The countdown began on time at 2 a.m. EST and if all goes well, Endeavour will blast off on the first of a final five shuttle missions planned for 2010 at 4:39:47 a.m. Sunday. Forecasters are predicting a 70 percent chance of good weather with the only concern being a chance of high winds out of the north that could cause problems.
"All of our vehicle systems are in great shape, the crews are very excited about the upcoming launch, both flight crew and our ground crews," said NASA Test Director Jeffrey Spaulding. "The countdown itself is going extremely well."
The astronauts - commander George Zamka, pilot Terry Virts, Kathryn Hire, flight engineer Stephen Robinson and spacewalkers Robert Behnken and Nicholas Patrick - flew to the Kennedy Space Center from Houston late Tuesday to prepare for launch.
Shuttle weather officer Kathy Winters said stormy weather from a cold front is expected overnight Friday and early Saturday, but generally good weather is expected in Florida Sunday, Monday and Tuesday. Spaulding said if the weather or some other issue prevented a Sunday launch, NASA managers would pick the best day of the remaining two for a second attempt.
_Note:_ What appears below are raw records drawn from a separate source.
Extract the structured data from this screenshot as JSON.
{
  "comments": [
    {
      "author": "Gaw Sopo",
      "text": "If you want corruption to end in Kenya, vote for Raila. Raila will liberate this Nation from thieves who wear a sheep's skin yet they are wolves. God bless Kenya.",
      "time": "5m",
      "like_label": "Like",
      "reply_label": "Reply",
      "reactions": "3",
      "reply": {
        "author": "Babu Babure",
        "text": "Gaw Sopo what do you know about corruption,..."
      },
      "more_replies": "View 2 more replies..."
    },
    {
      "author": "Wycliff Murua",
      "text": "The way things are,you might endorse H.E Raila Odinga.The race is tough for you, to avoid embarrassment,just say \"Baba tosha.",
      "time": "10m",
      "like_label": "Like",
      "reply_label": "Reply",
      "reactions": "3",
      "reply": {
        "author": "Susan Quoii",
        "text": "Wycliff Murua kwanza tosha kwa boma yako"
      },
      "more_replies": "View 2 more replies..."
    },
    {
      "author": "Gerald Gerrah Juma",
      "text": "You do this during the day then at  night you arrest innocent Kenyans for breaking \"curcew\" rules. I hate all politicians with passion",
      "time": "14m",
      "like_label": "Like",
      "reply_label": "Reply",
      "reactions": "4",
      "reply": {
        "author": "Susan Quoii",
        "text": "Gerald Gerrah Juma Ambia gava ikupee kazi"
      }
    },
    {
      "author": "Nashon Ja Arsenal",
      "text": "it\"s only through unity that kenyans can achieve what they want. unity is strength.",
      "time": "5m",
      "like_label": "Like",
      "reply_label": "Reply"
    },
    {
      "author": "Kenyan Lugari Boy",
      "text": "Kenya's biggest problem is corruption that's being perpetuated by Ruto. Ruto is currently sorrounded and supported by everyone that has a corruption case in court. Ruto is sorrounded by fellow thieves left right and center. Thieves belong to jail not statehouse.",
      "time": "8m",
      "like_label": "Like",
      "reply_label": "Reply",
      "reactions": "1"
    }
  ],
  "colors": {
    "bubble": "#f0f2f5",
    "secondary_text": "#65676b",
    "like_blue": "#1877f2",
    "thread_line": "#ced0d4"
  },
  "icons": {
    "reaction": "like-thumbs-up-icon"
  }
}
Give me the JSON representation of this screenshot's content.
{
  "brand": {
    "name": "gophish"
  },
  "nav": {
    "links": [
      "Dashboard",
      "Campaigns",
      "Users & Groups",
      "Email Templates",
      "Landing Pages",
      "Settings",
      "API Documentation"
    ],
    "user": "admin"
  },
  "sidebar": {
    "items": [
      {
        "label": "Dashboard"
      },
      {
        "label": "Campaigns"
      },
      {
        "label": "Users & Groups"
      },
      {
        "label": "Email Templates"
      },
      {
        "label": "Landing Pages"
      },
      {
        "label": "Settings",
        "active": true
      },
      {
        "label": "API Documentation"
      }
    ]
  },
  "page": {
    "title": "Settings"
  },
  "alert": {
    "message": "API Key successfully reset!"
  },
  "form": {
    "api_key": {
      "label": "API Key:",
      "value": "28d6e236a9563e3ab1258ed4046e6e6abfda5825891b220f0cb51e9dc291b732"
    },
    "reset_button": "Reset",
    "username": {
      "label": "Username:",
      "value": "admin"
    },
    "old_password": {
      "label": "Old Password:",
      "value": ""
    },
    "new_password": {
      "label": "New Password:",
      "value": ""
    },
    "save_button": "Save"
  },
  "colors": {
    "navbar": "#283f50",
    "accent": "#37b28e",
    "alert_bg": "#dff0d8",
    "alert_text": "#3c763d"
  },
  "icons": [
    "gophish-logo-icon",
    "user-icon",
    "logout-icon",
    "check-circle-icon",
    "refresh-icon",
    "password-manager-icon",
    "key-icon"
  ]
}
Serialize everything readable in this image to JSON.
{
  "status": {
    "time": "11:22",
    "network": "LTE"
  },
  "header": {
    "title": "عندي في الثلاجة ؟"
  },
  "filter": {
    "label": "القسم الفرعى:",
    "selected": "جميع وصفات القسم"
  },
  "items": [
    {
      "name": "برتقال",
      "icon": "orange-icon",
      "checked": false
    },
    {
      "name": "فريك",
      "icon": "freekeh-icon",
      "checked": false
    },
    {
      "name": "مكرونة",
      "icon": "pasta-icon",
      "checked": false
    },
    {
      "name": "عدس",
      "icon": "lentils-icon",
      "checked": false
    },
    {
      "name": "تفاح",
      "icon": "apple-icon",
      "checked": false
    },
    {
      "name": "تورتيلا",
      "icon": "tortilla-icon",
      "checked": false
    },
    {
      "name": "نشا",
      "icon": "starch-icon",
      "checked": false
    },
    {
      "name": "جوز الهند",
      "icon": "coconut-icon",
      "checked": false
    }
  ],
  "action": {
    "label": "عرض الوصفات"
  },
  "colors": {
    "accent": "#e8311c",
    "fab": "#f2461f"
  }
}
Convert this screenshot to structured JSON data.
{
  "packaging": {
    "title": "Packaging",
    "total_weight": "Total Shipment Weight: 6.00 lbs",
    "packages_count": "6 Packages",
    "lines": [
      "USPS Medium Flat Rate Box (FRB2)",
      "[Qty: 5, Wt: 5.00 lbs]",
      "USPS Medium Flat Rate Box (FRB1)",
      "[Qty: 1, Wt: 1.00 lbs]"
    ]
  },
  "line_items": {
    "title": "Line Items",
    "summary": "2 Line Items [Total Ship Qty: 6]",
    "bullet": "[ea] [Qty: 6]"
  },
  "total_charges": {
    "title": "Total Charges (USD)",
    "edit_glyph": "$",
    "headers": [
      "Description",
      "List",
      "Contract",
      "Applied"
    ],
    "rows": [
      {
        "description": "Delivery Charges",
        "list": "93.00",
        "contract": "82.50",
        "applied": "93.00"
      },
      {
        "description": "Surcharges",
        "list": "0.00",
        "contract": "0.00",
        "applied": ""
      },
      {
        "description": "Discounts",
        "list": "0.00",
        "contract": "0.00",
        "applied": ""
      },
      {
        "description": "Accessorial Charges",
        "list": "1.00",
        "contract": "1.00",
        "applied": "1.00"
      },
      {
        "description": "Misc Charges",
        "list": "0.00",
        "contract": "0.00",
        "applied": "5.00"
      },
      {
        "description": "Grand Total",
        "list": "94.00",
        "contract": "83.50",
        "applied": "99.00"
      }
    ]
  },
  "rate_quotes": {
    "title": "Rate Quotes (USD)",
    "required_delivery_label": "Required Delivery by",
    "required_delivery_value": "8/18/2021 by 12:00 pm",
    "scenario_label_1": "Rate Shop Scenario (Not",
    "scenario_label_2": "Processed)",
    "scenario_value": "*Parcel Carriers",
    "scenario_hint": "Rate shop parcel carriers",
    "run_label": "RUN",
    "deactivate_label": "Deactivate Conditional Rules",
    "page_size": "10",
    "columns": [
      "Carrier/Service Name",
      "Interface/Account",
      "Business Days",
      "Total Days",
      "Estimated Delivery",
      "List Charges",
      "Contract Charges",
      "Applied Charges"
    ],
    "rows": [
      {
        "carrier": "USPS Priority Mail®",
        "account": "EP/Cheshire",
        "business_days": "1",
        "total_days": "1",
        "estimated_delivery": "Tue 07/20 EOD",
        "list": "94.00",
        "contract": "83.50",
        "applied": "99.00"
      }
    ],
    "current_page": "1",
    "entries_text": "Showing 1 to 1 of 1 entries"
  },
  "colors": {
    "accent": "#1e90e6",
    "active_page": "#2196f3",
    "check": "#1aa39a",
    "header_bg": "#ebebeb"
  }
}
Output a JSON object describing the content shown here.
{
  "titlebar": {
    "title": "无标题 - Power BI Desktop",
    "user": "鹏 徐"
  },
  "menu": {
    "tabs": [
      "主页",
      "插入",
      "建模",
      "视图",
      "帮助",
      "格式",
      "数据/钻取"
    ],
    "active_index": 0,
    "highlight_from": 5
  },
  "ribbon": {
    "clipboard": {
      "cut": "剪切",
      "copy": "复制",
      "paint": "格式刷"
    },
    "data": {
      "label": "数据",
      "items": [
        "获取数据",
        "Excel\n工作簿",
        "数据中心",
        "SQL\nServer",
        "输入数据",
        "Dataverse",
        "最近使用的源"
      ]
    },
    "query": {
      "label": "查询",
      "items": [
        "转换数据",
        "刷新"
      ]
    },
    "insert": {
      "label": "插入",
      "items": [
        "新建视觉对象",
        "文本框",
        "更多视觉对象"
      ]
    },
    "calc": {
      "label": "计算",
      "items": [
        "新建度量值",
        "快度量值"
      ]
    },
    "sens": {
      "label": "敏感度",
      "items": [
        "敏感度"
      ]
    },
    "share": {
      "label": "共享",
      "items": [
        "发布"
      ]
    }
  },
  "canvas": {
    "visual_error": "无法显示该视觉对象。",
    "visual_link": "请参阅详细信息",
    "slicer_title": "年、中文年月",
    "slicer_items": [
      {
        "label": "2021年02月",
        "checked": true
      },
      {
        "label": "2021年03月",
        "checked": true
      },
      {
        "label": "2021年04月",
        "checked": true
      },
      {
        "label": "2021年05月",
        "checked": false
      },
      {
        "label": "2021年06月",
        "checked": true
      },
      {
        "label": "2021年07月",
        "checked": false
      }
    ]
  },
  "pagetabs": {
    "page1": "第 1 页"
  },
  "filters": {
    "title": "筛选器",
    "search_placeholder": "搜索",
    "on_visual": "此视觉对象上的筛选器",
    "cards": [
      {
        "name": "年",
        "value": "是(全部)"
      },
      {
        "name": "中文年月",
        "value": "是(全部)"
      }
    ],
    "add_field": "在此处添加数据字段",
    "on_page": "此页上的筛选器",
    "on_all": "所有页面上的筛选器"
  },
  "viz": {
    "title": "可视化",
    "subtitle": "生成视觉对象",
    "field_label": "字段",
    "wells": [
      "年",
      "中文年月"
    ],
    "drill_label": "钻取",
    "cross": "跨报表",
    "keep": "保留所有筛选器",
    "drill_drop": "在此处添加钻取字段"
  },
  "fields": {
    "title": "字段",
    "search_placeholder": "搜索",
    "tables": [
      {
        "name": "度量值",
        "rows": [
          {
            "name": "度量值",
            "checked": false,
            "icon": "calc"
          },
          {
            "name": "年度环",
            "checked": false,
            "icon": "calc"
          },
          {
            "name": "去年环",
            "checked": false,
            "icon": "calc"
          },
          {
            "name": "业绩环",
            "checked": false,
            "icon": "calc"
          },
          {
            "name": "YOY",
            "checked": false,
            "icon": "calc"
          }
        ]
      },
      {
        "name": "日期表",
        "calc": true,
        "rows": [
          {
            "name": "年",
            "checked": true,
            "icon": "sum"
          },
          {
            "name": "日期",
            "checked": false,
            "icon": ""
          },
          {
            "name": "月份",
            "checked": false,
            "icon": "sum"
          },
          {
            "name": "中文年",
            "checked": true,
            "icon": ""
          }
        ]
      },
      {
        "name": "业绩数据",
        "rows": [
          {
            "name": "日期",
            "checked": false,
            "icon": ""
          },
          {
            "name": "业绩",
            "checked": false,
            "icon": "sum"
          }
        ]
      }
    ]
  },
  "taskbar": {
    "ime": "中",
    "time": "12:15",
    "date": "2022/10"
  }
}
After that, the shuttle team would stand down until after the launch of United Launch Alliance Atlas rocket carrying NASA's Solar Dynamics Observatory science satellite.
"There is an Atlas right behind us," Spaulding said. "From a range perspective, have the seventh, eighth and ninth. If we're not of the ground by that time, we would stand down for the Atlas that would launch two days after us. After their launch, it takes three days to reconfigure the (Air Force Eastern) Range to get us ready again, meaning if we stand down for Atlas, it's a five-day turn before we could come back to try again.
"Right now, we're looking for probably the best two of the three days on the seventh through the ninth and we'll work that as needed for any of our scrub scenarios."
Spaulding said work to clean up water damage in the launch control center from a fire surpression system pipe that ruptured late last month is going well and no problems are expected for Endeavour's launch campaign.